KILN - History
ca: FORN - Historia
es: HORNO - Historia
Primitive man knew that leaving clay in the sun hardened it and when he learnt how to make fire he realized that putting clay for several hours on a bonfire, with the heat all round, made it become even harder and stronger and that many pieces could be fired together. As man evolved over thousands of years, so did the method of firing. The next step came with the realization that the earth did not burn and held in the heat. Pits were dug into the ground and layers of flammable organic material such as wood and straw were laid on the floor. The sun-dried pots would be stacked on top, then more organic material round the sides and finally broken pieces of fired pottery over the top. When fired, the earth walls and the broken pottery held in the heat so firing became quicker and reached a higher temperature.
The next stage of progress after pit firing was to an updraft kiln and it is believed that this started in Egypt over 7000 years ago. Man realized that if the earth and the walls of a pit could hold the heat then a kiln could be built up with stones, broken pottery and mud-clay. The first updraft kiln was oval in shape, like a U upside down, with an opening at the bottom to use as a stoke hole. The roof was a half circle and completely sealed off for firing and had to be broken to unload. This method spread throughout the Mediterranean countries, Greece, Rome, Crete and the Middle East.
Great improvements came in the next stage; the kiln was separated into two sections by a floor. The bottom was for the wood for heating, it had open spaces and doors so wood could be continually added. The ware being fired was on the top floor and had a chimney so the gases could escape during the early hours of firing. Both the chimney and the stoke holes had separate blocks of bricks to cover them during the firing; this helped to control and increase the heat.
The downfall of the Roman and the growth of the Arab Empire brought great changes in the understanding of ceramics, the use of glazes and colors made from valuable metals. There came the understanding that clay firing and glaze firing had to be separate as gases from the clay damaged the colors.
In Spain, the kilns used for firing were known as Arab Kilns and they created the heat by wood-firing. They were large brick square structures with two floors. The bottom floor of the kiln was for the wood-fire and the top for the objects to be fired. The firing time depended on the size of the kiln and could take up to 24 hours.
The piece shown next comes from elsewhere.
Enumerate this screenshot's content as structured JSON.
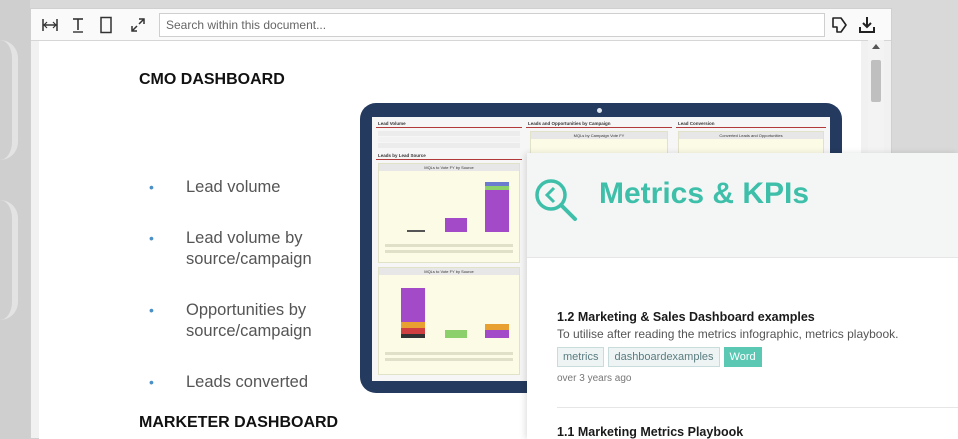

Firing started with a low fire, gradually heating up until it reached the required temperature, this point being judged by looking through the pin-holes to see the color of the heat and slipping out test pieces to see the evolution of a colored glaze. The timing with clay was not so important, as slightly over firing does not affect it, but with colors, over firing can completely destroy all the work. The firing process demanded men to work non-stop, filling the kiln with wood, checking that the temperature was continuously increasing at the same degree throughout the kiln. When the kiln reached the correct temperature it was left to cool, opened, and each piece of bisque was taken out and checked. It was with this method of firing that all the beautiful Luster was produced.
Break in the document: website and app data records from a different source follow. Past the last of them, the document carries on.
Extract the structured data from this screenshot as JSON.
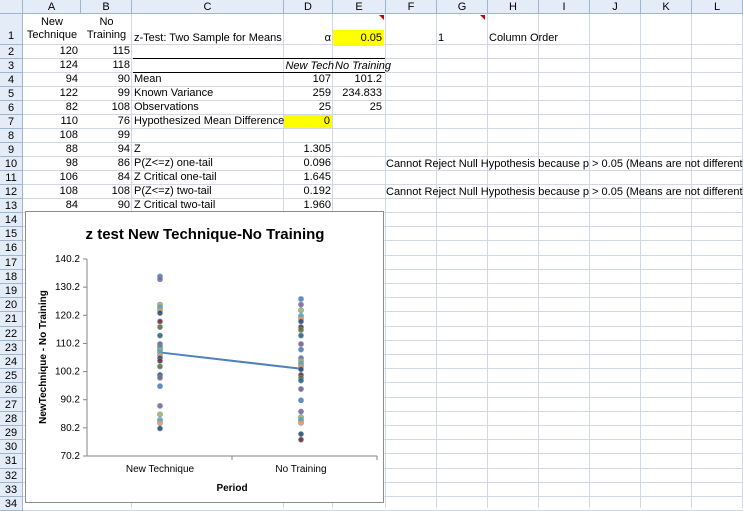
{
  "columns": [
    "A",
    "B",
    "C",
    "D",
    "E",
    "F",
    "G",
    "H",
    "I",
    "J",
    "K",
    "L"
  ],
  "rows": [
    "1",
    "2",
    "3",
    "4",
    "5",
    "6",
    "7",
    "8",
    "9",
    "10",
    "11",
    "12",
    "13",
    "14",
    "15",
    "16",
    "17",
    "18",
    "19",
    "20",
    "21",
    "22",
    "23",
    "24",
    "25",
    "26",
    "27",
    "28",
    "29",
    "30",
    "31",
    "32",
    "33",
    "34"
  ],
  "headers": {
    "a_line1": "New",
    "a_line2": "Technique",
    "b_line1": "No",
    "b_line2": "Training"
  },
  "col_a": [
    "120",
    "124",
    "94",
    "122",
    "82",
    "110",
    "108",
    "88",
    "98",
    "106",
    "108",
    "84"
  ],
  "col_b": [
    "115",
    "118",
    "90",
    "99",
    "108",
    "76",
    "99",
    "94",
    "86",
    "84",
    "108",
    "90"
  ],
  "c1_title": "z-Test: Two Sample for Means",
  "d1_alpha": "α",
  "e1_alpha_value": "0.05",
  "g1_value": "1",
  "h1_label": "Column Order",
  "d3_header": "New Tech",
  "e3_header": "No Training",
  "stats": [
    {
      "label": "Mean",
      "d": "107",
      "e": "101.2"
    },
    {
      "label": "Known Variance",
      "d": "259",
      "e": "234.833"
    },
    {
      "label": "Observations",
      "d": "25",
      "e": "25"
    },
    {
      "label": "Hypothesized Mean Difference",
      "d": "0",
      "e": ""
    },
    {
      "label": "",
      "d": "",
      "e": ""
    },
    {
      "label": "Z",
      "d": "1.305",
      "e": ""
    },
    {
      "label": "P(Z<=z) one-tail",
      "d": "0.096",
      "e": ""
    },
    {
      "label": "Z Critical one-tail",
      "d": "1.645",
      "e": ""
    },
    {
      "label": "P(Z<=z) two-tail",
      "d": "0.192",
      "e": ""
    },
    {
      "label": "Z Critical two-tail",
      "d": "1.960",
      "e": ""
    }
  ],
  "h10_note": "Cannot Reject Null Hypothesis because p > 0.05 (Means are not different)",
  "h12_note": "Cannot Reject Null Hypothesis because p > 0.05 (Means are not different)",
  "colors": {
    "yellow": "#ffff00",
    "header_bg": "#e4ecf7",
    "grid": "#d0d7e5",
    "line": "#4f81bd"
  },
  "chart_data": {
    "type": "scatter",
    "title": "z test New Technique-No Training",
    "xlabel": "Period",
    "ylabel": "NewTechnique - No Training",
    "categories": [
      "New Technique",
      "No Training"
    ],
    "yticks": [
      "140.2",
      "130.2",
      "120.2",
      "110.2",
      "100.2",
      "90.2",
      "80.2",
      "70.2"
    ],
    "ylim": [
      70.2,
      140.2
    ],
    "series": [
      {
        "values": [
          134,
          133,
          124,
          123,
          122,
          121,
          118,
          116,
          113,
          110,
          109,
          108,
          108,
          107,
          106,
          105,
          104,
          102,
          99,
          98,
          95,
          88,
          85,
          83,
          82,
          80
        ]
      },
      {
        "values": [
          126,
          124,
          122,
          120,
          119,
          118,
          116,
          115,
          113,
          110,
          108,
          105,
          104,
          103,
          102,
          101,
          99,
          98,
          97,
          94,
          90,
          86,
          84,
          83,
          82,
          78,
          76
        ]
      }
    ],
    "mean_line": [
      107,
      101.2
    ]
  }
}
The energy for kilns during many centuries was the heat from burning wood, but now there are many different types of kilns, makes, sizes, designs, firing and the energy for heating can be electric, gas, wood, coal and oil. They are made for use with an automatic temperature controller or, if electric, with cones. Some are known by their method of glazing like Raku and Salt and the understanding of kilns, with their many differences, can become a specialty in itself.